Water stress and time of floral initiation in pearl millet uri icon

abstract

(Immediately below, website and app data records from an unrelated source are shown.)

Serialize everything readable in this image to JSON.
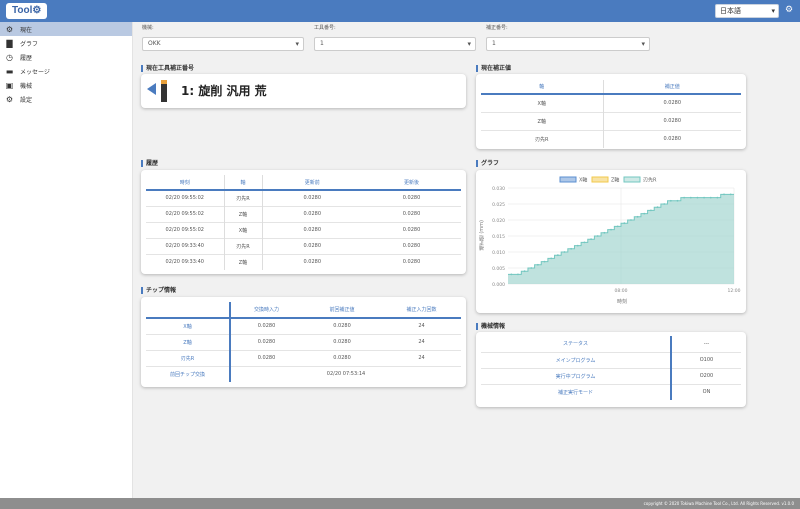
{
  "header": {
    "logo": "Tool⚙",
    "language": "日本語"
  },
  "sidebar": {
    "items": [
      {
        "icon": "⚙",
        "label": "現在",
        "active": true
      },
      {
        "icon": "▇",
        "label": "グラフ"
      },
      {
        "icon": "◷",
        "label": "履歴"
      },
      {
        "icon": "▬",
        "label": "メッセージ"
      },
      {
        "icon": "▣",
        "label": "機械"
      },
      {
        "icon": "⚙",
        "label": "設定"
      }
    ]
  },
  "filters": [
    {
      "label": "機械:",
      "value": "OKK"
    },
    {
      "label": "工具番号:",
      "value": "1"
    },
    {
      "label": "補正番号:",
      "value": "1"
    }
  ],
  "tool_panel": {
    "title": "現在工具補正番号",
    "tool_name": "1: 旋削 汎用 荒"
  },
  "offset_panel": {
    "title": "現在補正値",
    "columns": [
      "軸",
      "補正値"
    ],
    "rows": [
      [
        "X軸",
        "0.0280"
      ],
      [
        "Z軸",
        "0.0280"
      ],
      [
        "刃先R",
        "0.0280"
      ]
    ]
  },
  "history_panel": {
    "title": "履歴",
    "columns": [
      "時刻",
      "軸",
      "更新前",
      "更新後"
    ],
    "rows": [
      [
        "02/20 09:55:02",
        "刃先R",
        "0.0280",
        "0.0280"
      ],
      [
        "02/20 09:55:02",
        "Z軸",
        "0.0280",
        "0.0280"
      ],
      [
        "02/20 09:55:02",
        "X軸",
        "0.0280",
        "0.0280"
      ],
      [
        "02/20 09:33:40",
        "刃先R",
        "0.0280",
        "0.0280"
      ],
      [
        "02/20 09:33:40",
        "Z軸",
        "0.0280",
        "0.0280"
      ]
    ]
  },
  "chip_panel": {
    "title": "チップ情報",
    "columns": [
      "",
      "交換時入力",
      "前回補正値",
      "補正入力回数"
    ],
    "rows": [
      [
        "X軸",
        "0.0280",
        "0.0280",
        "24"
      ],
      [
        "Z軸",
        "0.0280",
        "0.0280",
        "24"
      ],
      [
        "刃先R",
        "0.0280",
        "0.0280",
        "24"
      ]
    ],
    "last_label": "前回チップ交換",
    "last_value": "02/20 07:53:14"
  },
  "machine_panel": {
    "title": "機械情報",
    "rows": [
      [
        "ステータス",
        "---"
      ],
      [
        "メインプログラム",
        "O100"
      ],
      [
        "実行中プログラム",
        "O200"
      ],
      [
        "補正実行モード",
        "ON"
      ]
    ]
  },
  "chart_data": {
    "type": "area",
    "title": "グラフ",
    "series": [
      {
        "name": "X軸",
        "color": "#5b8fd1",
        "fill": "#5b8fd1"
      },
      {
        "name": "Z軸",
        "color": "#f2c84b",
        "fill": "#f2c84b"
      },
      {
        "name": "刃先R",
        "color": "#73c7c0",
        "fill": "#9dd3cd",
        "values": [
          0.003,
          0.003,
          0.004,
          0.005,
          0.006,
          0.007,
          0.008,
          0.009,
          0.01,
          0.011,
          0.012,
          0.013,
          0.014,
          0.015,
          0.016,
          0.017,
          0.018,
          0.019,
          0.02,
          0.021,
          0.022,
          0.023,
          0.024,
          0.025,
          0.026,
          0.026,
          0.027,
          0.027,
          0.027,
          0.027,
          0.027,
          0.027,
          0.028,
          0.028
        ]
      }
    ],
    "ylim": [
      0,
      0.03
    ],
    "yticks": [
      "0.000",
      "0.005",
      "0.010",
      "0.015",
      "0.020",
      "0.025",
      "0.030"
    ],
    "xticks": [
      "08:00",
      "12:00"
    ],
    "xlabel": "時刻",
    "ylabel": "補正値 (mm)"
  },
  "footer": {
    "text": "copyright © 2020 Tokiwa Machine Tool Co., Ltd. All Rights Reserved. v1.0.0"
  }
}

  • The interaction of water stress and time from sowing to floral initiation was investigated in the field with pearl millet hybrid BJ 104. Extended daylength was used to delay panicle initiation (PI) and flowering (FL) of crops exposed to single periods of mid-season drought. Growth, yield and yield components were related to the number of days for PI and FL in both irrigated and water-stressed treatments. Delay in PI resulted in more leaves and tillers per plant, and greater leaf area, height and total dry matter. Grain yield, however, was not affected resulting in lower ?harvest index?. There was, however, an increase in the grain yield of main shoots which was offset by a proportional decrease in the grain yield of tillers.Water stress effects were dependent on the physiological stage of the crop at which stress occurred, as a result of the photoperiod treatments. Water stress prior to panicle initiation did not affect the grain yield of the main shoot but increased tiller grain yield, resulting in a higher total (crop) grain yield. Water stress during panicle development reduced the grain yield on the main shoot but this loss was compensated by the grain from the increased number of tiller panicles which reached flowering. Water stress during flowering and grain filling reduced grain yields of both main shoot and tillers, making this the most sensitive stage. Photoperiodic control of floral initiation can provide an escape mechanism to avoid the coincidence of mid-season water stress with sensitive periods of growth

publication date

  • 1985
  • 1985